You could easily demonstrate this to yourself - at the risk of your equipment, of course - by rotating the rig so the center post is still basically horizontal, but equidistant from the two legs (moving the camera more towards us in that photo, in other words).
Oh, I agree completely. Excuse me for not spelling it out more clearly. That shot was taken 4 years ago and wasn't meant to demonstrate any basic principals of physics.

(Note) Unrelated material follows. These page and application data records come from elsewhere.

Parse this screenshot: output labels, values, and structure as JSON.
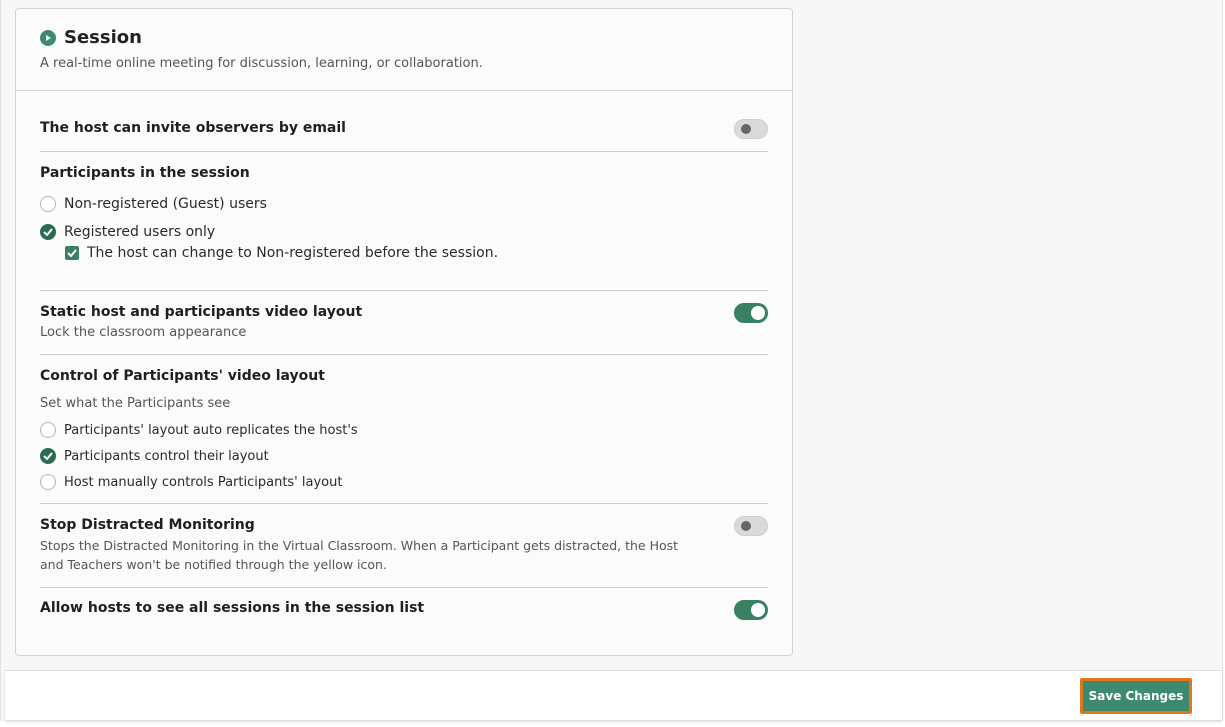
{
  "section": {
    "title": "Session",
    "subtitle": "A real-time online meeting for discussion, learning, or collaboration."
  },
  "settings": {
    "invite_observers": {
      "title": "The host can invite observers by email",
      "enabled": false
    },
    "participants": {
      "title": "Participants in the session",
      "options": [
        {
          "label": "Non-registered (Guest) users",
          "selected": false
        },
        {
          "label": "Registered users only",
          "selected": true
        }
      ],
      "sub_checkbox": {
        "label": "The host can change to Non-registered before the session.",
        "checked": true
      }
    },
    "static_layout": {
      "title": "Static host and participants video layout",
      "description": "Lock the classroom appearance",
      "enabled": true
    },
    "control_layout": {
      "title": "Control of Participants' video layout",
      "description": "Set what the Participants see",
      "options": [
        {
          "label": "Participants' layout auto replicates the host's",
          "selected": false
        },
        {
          "label": "Participants control their layout",
          "selected": true
        },
        {
          "label": "Host manually controls Participants' layout",
          "selected": false
        }
      ]
    },
    "distracted": {
      "title": "Stop Distracted Monitoring",
      "description_line1": "Stops the Distracted Monitoring in the Virtual Classroom. When a Participant gets distracted, the Host",
      "description_line2": "and Teachers won't be notified through the yellow icon.",
      "enabled": false
    },
    "see_all_sessions": {
      "title": "Allow hosts to see all sessions in the session list",
      "enabled": true
    }
  },
  "footer": {
    "save_label": "Save Changes"
  },
  "colors": {
    "accent": "#3d8a6e",
    "highlight_border": "#e0781e"
  }
}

But I can guarantee you that with various combinations of leg length, angles, and weight on the hook at the other end of the post, equal weight distribution per leg can be readily achieved, even in the post-fully-extended position. Of course, that assumes that exactly equal weight distribution is important relative to tripod photography, and I don't think it is. The picture above certainly wouldn't be optimal for studio work, but naturally that's not the purpose of the Explorer series tripods. For the type of photography for which someone would buy this tripod, or the Benbo mentioned above, the offset of the center post when vertical relative to tripod stability is irrelevant IMHO. Much, much more important would be the weight of the tripod, construction, materials and camera attachment security.
in my experience...

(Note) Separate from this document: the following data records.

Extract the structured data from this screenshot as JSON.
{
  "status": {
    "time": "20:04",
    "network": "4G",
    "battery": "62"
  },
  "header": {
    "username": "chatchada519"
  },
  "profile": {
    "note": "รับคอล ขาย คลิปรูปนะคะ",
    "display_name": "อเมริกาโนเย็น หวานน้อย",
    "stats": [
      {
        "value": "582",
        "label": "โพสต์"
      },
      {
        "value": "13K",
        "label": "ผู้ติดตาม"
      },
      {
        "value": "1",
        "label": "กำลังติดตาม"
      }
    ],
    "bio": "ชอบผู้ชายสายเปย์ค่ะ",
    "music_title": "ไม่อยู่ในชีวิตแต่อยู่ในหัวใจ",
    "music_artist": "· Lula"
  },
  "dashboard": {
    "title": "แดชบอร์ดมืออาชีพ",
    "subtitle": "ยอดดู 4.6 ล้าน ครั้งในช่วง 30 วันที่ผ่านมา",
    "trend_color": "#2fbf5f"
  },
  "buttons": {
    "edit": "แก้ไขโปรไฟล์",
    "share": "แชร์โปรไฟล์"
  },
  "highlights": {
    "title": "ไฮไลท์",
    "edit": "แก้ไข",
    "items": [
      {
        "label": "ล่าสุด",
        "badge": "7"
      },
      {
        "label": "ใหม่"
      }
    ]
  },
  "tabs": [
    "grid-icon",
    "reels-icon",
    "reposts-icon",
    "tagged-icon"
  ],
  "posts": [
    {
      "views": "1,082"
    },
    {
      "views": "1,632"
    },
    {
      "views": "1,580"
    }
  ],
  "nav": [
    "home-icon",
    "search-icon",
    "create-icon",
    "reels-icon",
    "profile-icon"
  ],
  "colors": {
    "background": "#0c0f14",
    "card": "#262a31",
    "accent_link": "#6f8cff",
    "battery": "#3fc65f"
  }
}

Sorry..There is no such thing as a good cheep tripod.
sub $100 are generally garbage. A good tripod and head combination will hold the camera and lens rock steady during long exposures. A cheep tripod simply will not.
Even when using a good tripod and head, it's how you use the equipment that also affects the overall quality of the image.

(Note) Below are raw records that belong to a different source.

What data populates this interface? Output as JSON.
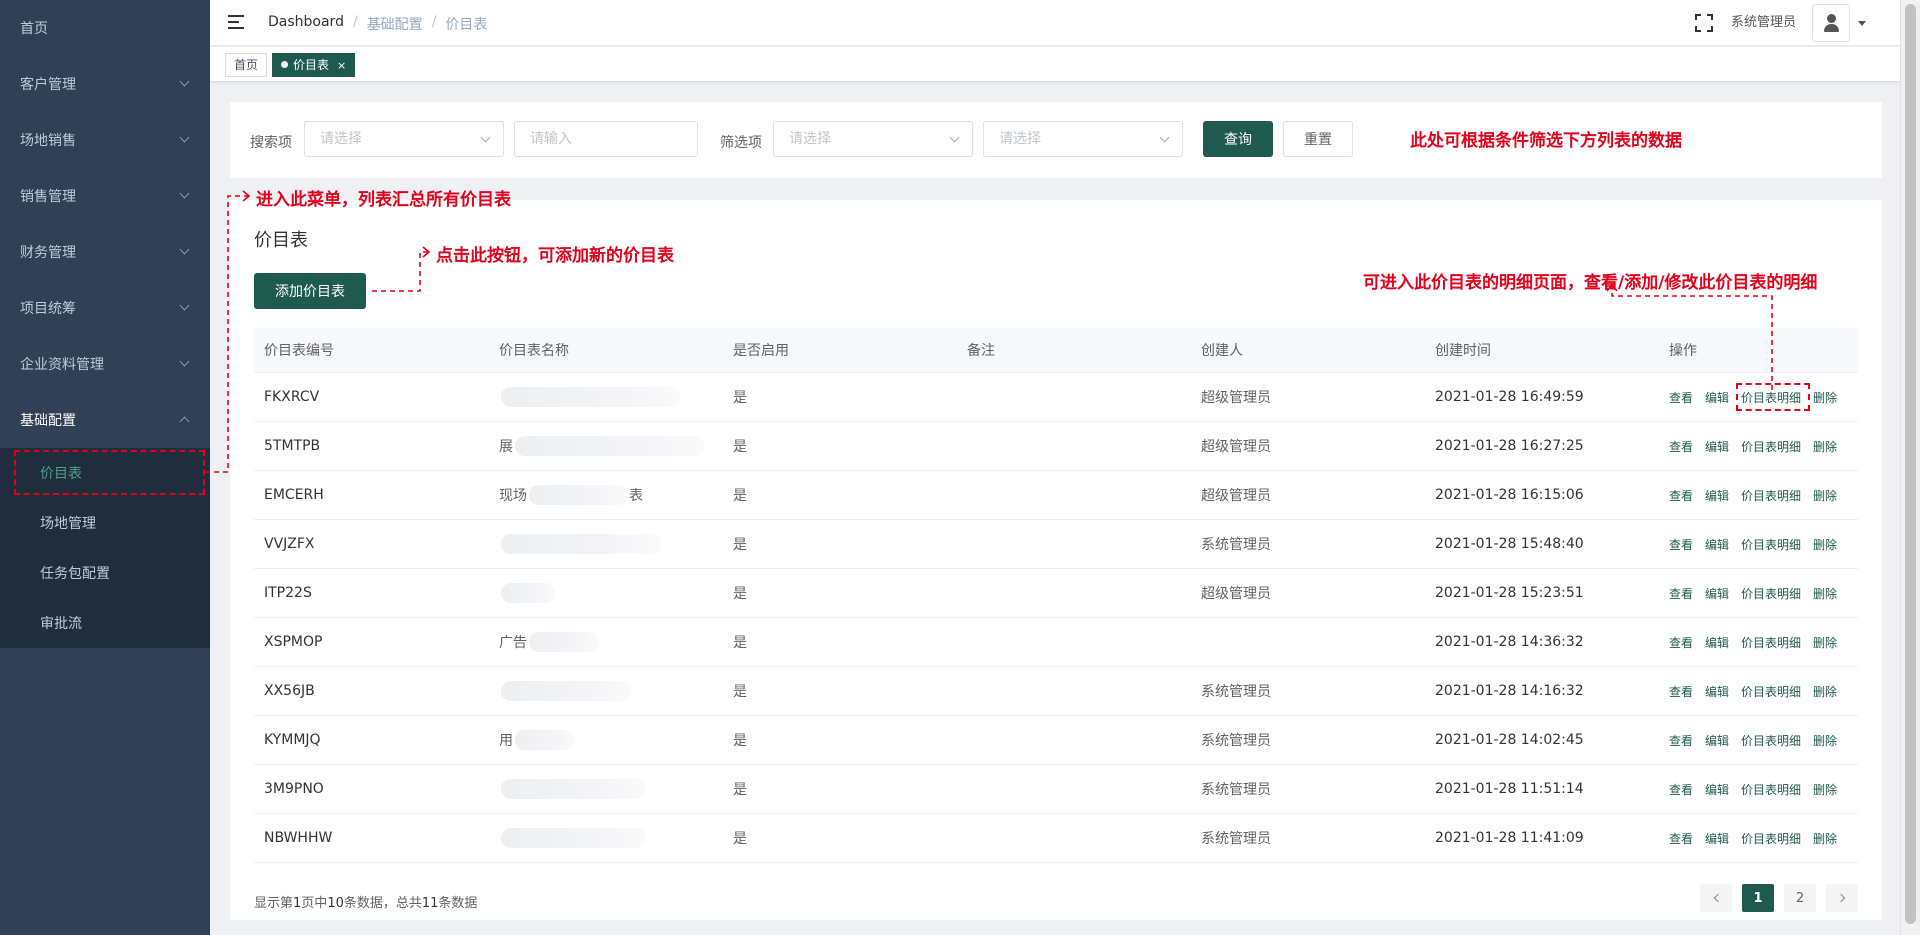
{
  "sidebar": {
    "items": [
      {
        "label": "首页",
        "has_children": false
      },
      {
        "label": "客户管理",
        "has_children": true
      },
      {
        "label": "场地销售",
        "has_children": true
      },
      {
        "label": "销售管理",
        "has_children": true
      },
      {
        "label": "财务管理",
        "has_children": true
      },
      {
        "label": "项目统筹",
        "has_children": true
      },
      {
        "label": "企业资料管理",
        "has_children": true
      },
      {
        "label": "基础配置",
        "has_children": true,
        "expanded": true
      }
    ],
    "sub_items": [
      {
        "label": "价目表",
        "active": true
      },
      {
        "label": "场地管理"
      },
      {
        "label": "任务包配置"
      },
      {
        "label": "审批流"
      }
    ],
    "colors": {
      "bg": "#304156",
      "sub_bg": "#1f2d3d",
      "active_text": "#4fa08a"
    }
  },
  "header": {
    "breadcrumb": [
      "Dashboard",
      "基础配置",
      "价目表"
    ],
    "username": "系统管理员"
  },
  "tags": [
    {
      "label": "首页",
      "active": false
    },
    {
      "label": "价目表",
      "active": true,
      "close": "×"
    }
  ],
  "filter": {
    "search_label": "搜索项",
    "search_select_placeholder": "请选择",
    "search_input_placeholder": "请输入",
    "filter_label": "筛选项",
    "filter_select1_placeholder": "请选择",
    "filter_select2_placeholder": "请选择",
    "query_button": "查询",
    "reset_button": "重置"
  },
  "annotations": {
    "filter_note": "此处可根据条件筛选下方列表的数据",
    "menu_note": "进入此菜单，列表汇总所有价目表",
    "add_note": "点击此按钮，可添加新的价目表",
    "detail_note": "可进入此价目表的明细页面，查看/添加/修改此价目表的明细"
  },
  "main": {
    "title": "价目表",
    "add_button": "添加价目表"
  },
  "table": {
    "columns": [
      "价目表编号",
      "价目表名称",
      "是否启用",
      "备注",
      "创建人",
      "创建时间",
      "操作"
    ],
    "op_labels": {
      "view": "查看",
      "edit": "编辑",
      "detail": "价目表明细",
      "delete": "删除"
    },
    "rows": [
      {
        "code": "FKXRCV",
        "name": "",
        "enabled": "是",
        "remark": "",
        "creator": "超级管理员",
        "created": "2021-01-28 16:49:59"
      },
      {
        "code": "5TMTPB",
        "name": "展",
        "enabled": "是",
        "remark": "",
        "creator": "超级管理员",
        "created": "2021-01-28 16:27:25"
      },
      {
        "code": "EMCERH",
        "name": "现场",
        "name_tail": "表",
        "enabled": "是",
        "remark": "",
        "creator": "超级管理员",
        "created": "2021-01-28 16:15:06"
      },
      {
        "code": "VVJZFX",
        "name": "",
        "enabled": "是",
        "remark": "",
        "creator": "系统管理员",
        "created": "2021-01-28 15:48:40"
      },
      {
        "code": "ITP22S",
        "name": "",
        "enabled": "是",
        "remark": "",
        "creator": "超级管理员",
        "created": "2021-01-28 15:23:51"
      },
      {
        "code": "XSPMOP",
        "name": "广告",
        "enabled": "是",
        "remark": "",
        "creator": "",
        "created": "2021-01-28 14:36:32"
      },
      {
        "code": "XX56JB",
        "name": "",
        "enabled": "是",
        "remark": "",
        "creator": "系统管理员",
        "created": "2021-01-28 14:16:32"
      },
      {
        "code": "KYMMJQ",
        "name": "用",
        "enabled": "是",
        "remark": "",
        "creator": "系统管理员",
        "created": "2021-01-28 14:02:45"
      },
      {
        "code": "3M9PNO",
        "name": "",
        "enabled": "是",
        "remark": "",
        "creator": "系统管理员",
        "created": "2021-01-28 11:51:14"
      },
      {
        "code": "NBWHHW",
        "name": "",
        "enabled": "是",
        "remark": "",
        "creator": "系统管理员",
        "created": "2021-01-28 11:41:09"
      }
    ]
  },
  "footer": {
    "p1": "显示第",
    "page": "1",
    "p2": "页中",
    "count": "10",
    "p3": "条数据，总共",
    "total": "11",
    "p4": "条数据"
  },
  "pagination": {
    "pages": [
      "1",
      "2"
    ],
    "current": "1"
  },
  "colors": {
    "primary": "#1f5a4e",
    "annotation": "#e4001b"
  }
}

Shoot with a remote cord or wireless trigger using the mirror up setting (if you have that option).
Set iso to lowest setting, use f8-f16, shoot in RAW format, use a custom white balance setting, bracket your exposures, zoom all the way in, focus manually and zoom back to desired focal length.
Hope this helps.
I've done physics and understands vectors fine thank. Again I sugest you go and try it out. It is not a normal tripod so you can move centre about in a way you cannot with a conventional tripod. You are using conventional thinking it seems!
The gitzo is an attempt to copy the benbo design, but it certainly is not the same. The benbo unilock concept is protected under patent I believe. Though Uni-lock tripods are [were] also made by one of the chaps behind the benbo design. Not that I can find anywhere to buy the unilocks!
I'd have to echo the thoughts that there is no such thing as a good, cheap, light tripod. You have to find some balance between the three. Too expensive, you won't buy it. Too heavy, you won't carry it. Too light, it's useless.
I would highly recommend not getting something made of plastic, or with one of those ratcheting center columns that you sometimes see. Also, spend the money and get a ball head. Unless you plan on doing a lot of panning, and maybe even then, it will make your shots a lot easier to setup.
As for the weight limits, I was talking about that with the owner of a local photo store and he said he'd give me a demonstration. He took a fairly inexpensive Silk, set it's legs to full extension, placed it on the ground, and then pretty much threw himself onto it. For a few moments, he was hanging onto the center column, entirely suspended off the ground. The tripod didn't seem to be bothered at all. He weighs probably about 140 lbs.
While it sounds impressive, I'm a bit curious regarding what, exactly, that was meant to demonstrate - at least that's relevant to photography. I'm generally not worried about a tripod collapsing under my equipment. What I do want is a tripod that dampens/prevents vibration, and a head that doesn't shift - really that's pretty much the main requirements. (Although I sense this could become a Monty Python "Spanish Inquisition" sketch pretty fast).